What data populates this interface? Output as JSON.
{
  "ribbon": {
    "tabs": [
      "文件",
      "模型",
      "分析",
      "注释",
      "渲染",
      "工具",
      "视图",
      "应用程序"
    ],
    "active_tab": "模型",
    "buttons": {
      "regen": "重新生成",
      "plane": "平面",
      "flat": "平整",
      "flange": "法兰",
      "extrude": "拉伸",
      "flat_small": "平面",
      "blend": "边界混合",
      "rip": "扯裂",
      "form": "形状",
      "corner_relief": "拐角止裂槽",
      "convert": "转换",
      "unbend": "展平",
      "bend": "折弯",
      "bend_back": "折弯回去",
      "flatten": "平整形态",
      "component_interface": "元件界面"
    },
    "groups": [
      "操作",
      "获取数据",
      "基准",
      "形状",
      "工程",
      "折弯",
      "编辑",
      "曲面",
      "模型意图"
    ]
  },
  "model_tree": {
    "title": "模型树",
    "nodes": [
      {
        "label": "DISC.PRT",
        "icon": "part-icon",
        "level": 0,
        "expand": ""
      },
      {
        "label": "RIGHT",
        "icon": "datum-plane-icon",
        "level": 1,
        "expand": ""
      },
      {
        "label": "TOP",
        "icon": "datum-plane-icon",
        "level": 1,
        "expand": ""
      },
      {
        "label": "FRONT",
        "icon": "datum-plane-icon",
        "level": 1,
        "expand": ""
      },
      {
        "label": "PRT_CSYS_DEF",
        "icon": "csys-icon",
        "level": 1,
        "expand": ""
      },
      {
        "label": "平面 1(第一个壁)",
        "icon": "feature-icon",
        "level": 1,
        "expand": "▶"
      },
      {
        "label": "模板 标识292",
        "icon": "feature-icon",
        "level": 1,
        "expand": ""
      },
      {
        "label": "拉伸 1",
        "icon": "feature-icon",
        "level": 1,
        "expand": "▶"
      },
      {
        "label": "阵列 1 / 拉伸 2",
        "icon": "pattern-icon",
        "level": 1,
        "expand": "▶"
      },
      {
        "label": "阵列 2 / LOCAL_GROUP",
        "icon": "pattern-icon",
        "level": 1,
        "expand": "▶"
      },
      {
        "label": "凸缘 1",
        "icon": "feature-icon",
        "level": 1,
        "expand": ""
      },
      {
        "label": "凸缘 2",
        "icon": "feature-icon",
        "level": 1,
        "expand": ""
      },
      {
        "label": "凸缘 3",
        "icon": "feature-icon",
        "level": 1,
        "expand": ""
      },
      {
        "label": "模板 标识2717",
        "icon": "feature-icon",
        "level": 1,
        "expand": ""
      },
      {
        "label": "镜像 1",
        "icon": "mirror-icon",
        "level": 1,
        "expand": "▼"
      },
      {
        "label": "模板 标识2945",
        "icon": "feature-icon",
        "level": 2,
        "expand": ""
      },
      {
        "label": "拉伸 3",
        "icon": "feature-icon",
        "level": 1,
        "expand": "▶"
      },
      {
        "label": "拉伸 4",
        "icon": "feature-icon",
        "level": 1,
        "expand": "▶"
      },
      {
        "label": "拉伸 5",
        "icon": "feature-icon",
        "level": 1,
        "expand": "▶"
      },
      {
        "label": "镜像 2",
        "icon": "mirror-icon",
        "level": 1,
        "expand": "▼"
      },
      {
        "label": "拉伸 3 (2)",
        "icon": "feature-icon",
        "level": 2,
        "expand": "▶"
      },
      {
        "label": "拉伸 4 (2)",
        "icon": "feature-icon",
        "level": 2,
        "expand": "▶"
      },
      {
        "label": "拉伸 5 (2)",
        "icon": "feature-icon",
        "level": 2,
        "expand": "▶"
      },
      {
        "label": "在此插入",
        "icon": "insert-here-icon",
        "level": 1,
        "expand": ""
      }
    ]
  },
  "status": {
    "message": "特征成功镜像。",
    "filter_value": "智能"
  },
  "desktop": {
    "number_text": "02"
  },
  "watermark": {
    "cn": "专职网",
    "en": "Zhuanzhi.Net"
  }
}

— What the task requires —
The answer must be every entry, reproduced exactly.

— Problem solution —
What data populates this interface? Output as JSON.
{
  "ribbon": {
    "tabs": [
      "文件",
      "模型",
      "分析",
      "注释",
      "渲染",
      "工具",
      "视图",
      "应用程序"
    ],
    "active_tab": "模型",
    "buttons": {
      "regen": "重新生成",
      "plane": "平面",
      "flat": "平整",
      "flange": "法兰",
      "extrude": "拉伸",
      "flat_small": "平面",
      "blend": "边界混合",
      "rip": "扯裂",
      "form": "形状",
      "corner_relief": "拐角止裂槽",
      "convert": "转换",
      "unbend": "展平",
      "bend": "折弯",
      "bend_back": "折弯回去",
      "flatten": "平整形态",
      "component_interface": "元件界面"
    },
    "groups": [
      "操作",
      "获取数据",
      "基准",
      "形状",
      "工程",
      "折弯",
      "编辑",
      "曲面",
      "模型意图"
    ]
  },
  "model_tree": {
    "title": "模型树",
    "nodes": [
      {
        "label": "DISC.PRT",
        "icon": "part-icon",
        "level": 0,
        "expand": ""
      },
      {
        "label": "RIGHT",
        "icon": "datum-plane-icon",
        "level": 1,
        "expand": ""
      },
      {
        "label": "TOP",
        "icon": "datum-plane-icon",
        "level": 1,
        "expand": ""
      },
      {
        "label": "FRONT",
        "icon": "datum-plane-icon",
        "level": 1,
        "expand": ""
      },
      {
        "label": "PRT_CSYS_DEF",
        "icon": "csys-icon",
        "level": 1,
        "expand": ""
      },
      {
        "label": "平面 1(第一个壁)",
        "icon": "feature-icon",
        "level": 1,
        "expand": "▶"
      },
      {
        "label": "模板 标识292",
        "icon": "feature-icon",
        "level": 1,
        "expand": ""
      },
      {
        "label": "拉伸 1",
        "icon": "feature-icon",
        "level": 1,
        "expand": "▶"
      },
      {
        "label": "阵列 1 / 拉伸 2",
        "icon": "pattern-icon",
        "level": 1,
        "expand": "▶"
      },
      {
        "label": "阵列 2 / LOCAL_GROUP",
        "icon": "pattern-icon",
        "level": 1,
        "expand": "▶"
      },
      {
        "label": "凸缘 1",
        "icon": "feature-icon",
        "level": 1,
        "expand": ""
      },
      {
        "label": "凸缘 2",
        "icon": "feature-icon",
        "level": 1,
        "expand": ""
      },
      {
        "label": "凸缘 3",
        "icon": "feature-icon",
        "level": 1,
        "expand": ""
      },
      {
        "label": "模板 标识2717",
        "icon": "feature-icon",
        "level": 1,
        "expand": ""
      },
      {
        "label": "镜像 1",
        "icon": "mirror-icon",
        "level": 1,
        "expand": "▼"
      },
      {
        "label": "模板 标识2945",
        "icon": "feature-icon",
        "level": 2,
        "expand": ""
      },
      {
        "label": "拉伸 3",
        "icon": "feature-icon",
        "level": 1,
        "expand": "▶"
      },
      {
        "label": "拉伸 4",
        "icon": "feature-icon",
        "level": 1,
        "expand": "▶"
      },
      {
        "label": "拉伸 5",
        "icon": "feature-icon",
        "level": 1,
        "expand": "▶"
      },
      {
        "label": "镜像 2",
        "icon": "mirror-icon",
        "level": 1,
        "expand": "▼"
      },
      {
        "label": "拉伸 3 (2)",
        "icon": "feature-icon",
        "level": 2,
        "expand": "▶"
      },
      {
        "label": "拉伸 4 (2)",
        "icon": "feature-icon",
        "level": 2,
        "expand": "▶"
      },
      {
        "label": "拉伸 5 (2)",
        "icon": "feature-icon",
        "level": 2,
        "expand": "▶"
      },
      {
        "label": "在此插入",
        "icon": "insert-here-icon",
        "level": 1,
        "expand": ""
      }
    ]
  },
  "status": {
    "message": "特征成功镜像。",
    "filter_value": "智能"
  },
  "desktop": {
    "number_text": "02"
  },
  "watermark": {
    "cn": "专职网",
    "en": "Zhuanzhi.Net"
  }
}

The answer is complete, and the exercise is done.